Work order
Print the entries that appear below, exactly as written and without their pictures.

*** Supplied information ***

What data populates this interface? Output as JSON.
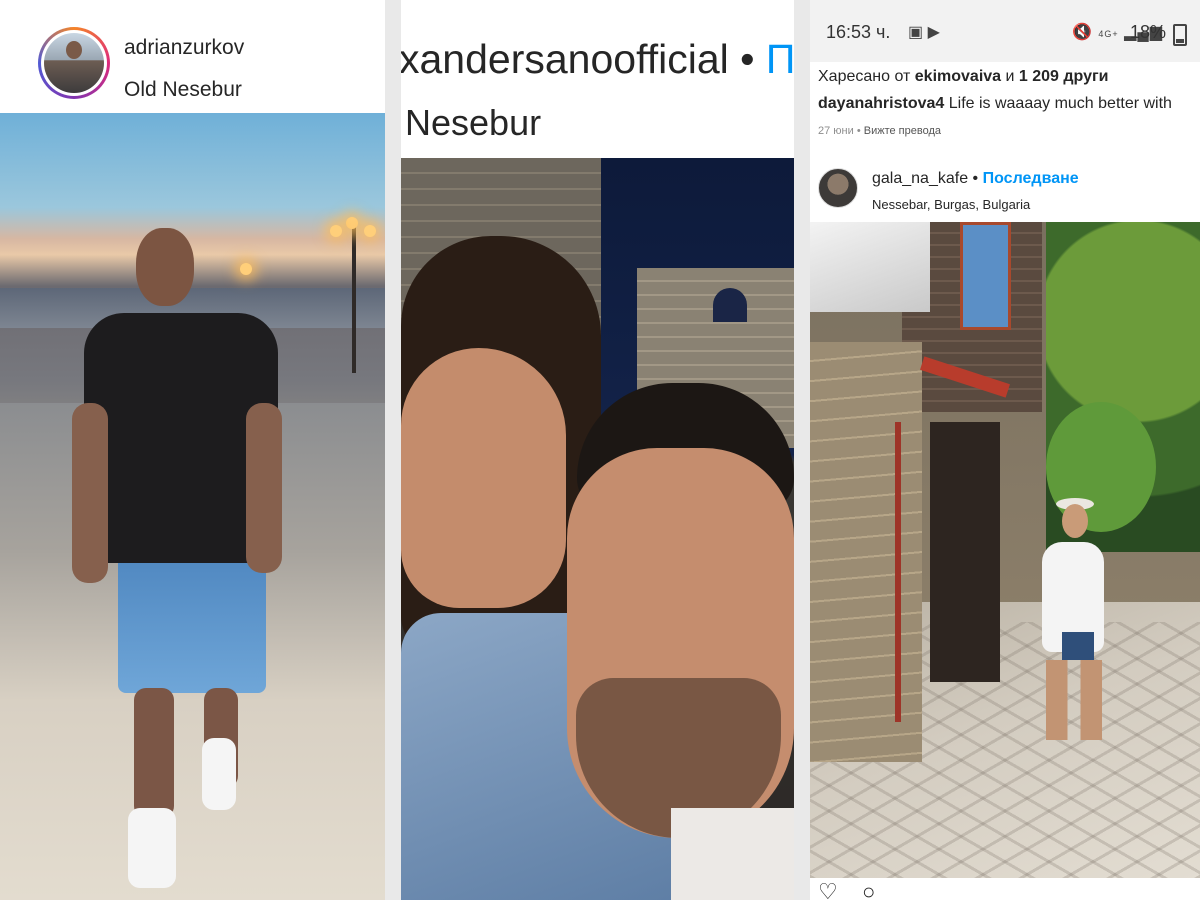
{
  "panel1": {
    "username": "adrianzurkov",
    "location": "Old Nesebur"
  },
  "panel2": {
    "username": "xandersanoofficial",
    "separator": "•",
    "follow": "П",
    "location": "Nesebur"
  },
  "panel3": {
    "status_bar": {
      "time": "16:53 ч.",
      "network": "4G+",
      "battery": "18%"
    },
    "likes": {
      "prefix": "Харесано от",
      "user": "ekimovaiva",
      "conj": "и",
      "others": "1 209 други"
    },
    "caption": {
      "user": "dayanahristova4",
      "text": "Life is waaaay much better with"
    },
    "meta": {
      "date": "27 юни",
      "separator": "•",
      "translate": "Вижте превода"
    },
    "post": {
      "username": "gala_na_kafe",
      "separator": "•",
      "follow": "Последване",
      "location": "Nessebar, Burgas, Bulgaria"
    },
    "icons": [
      "image-icon",
      "youtube-icon",
      "mute-icon",
      "signal-icon",
      "battery-icon",
      "heart-icon",
      "comment-icon"
    ]
  }
}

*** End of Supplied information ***

Written solution
What data populates this interface? Output as JSON.
{
  "panel1": {
    "username": "adrianzurkov",
    "location": "Old Nesebur"
  },
  "panel2": {
    "username": "xandersanoofficial",
    "separator": "•",
    "follow": "П",
    "location": "Nesebur"
  },
  "panel3": {
    "status_bar": {
      "time": "16:53 ч.",
      "network": "4G+",
      "battery": "18%"
    },
    "likes": {
      "prefix": "Харесано от",
      "user": "ekimovaiva",
      "conj": "и",
      "others": "1 209 други"
    },
    "caption": {
      "user": "dayanahristova4",
      "text": "Life is waaaay much better with"
    },
    "meta": {
      "date": "27 юни",
      "separator": "•",
      "translate": "Вижте превода"
    },
    "post": {
      "username": "gala_na_kafe",
      "separator": "•",
      "follow": "Последване",
      "location": "Nessebar, Burgas, Bulgaria"
    },
    "icons": [
      "image-icon",
      "youtube-icon",
      "mute-icon",
      "signal-icon",
      "battery-icon",
      "heart-icon",
      "comment-icon"
    ]
  }
}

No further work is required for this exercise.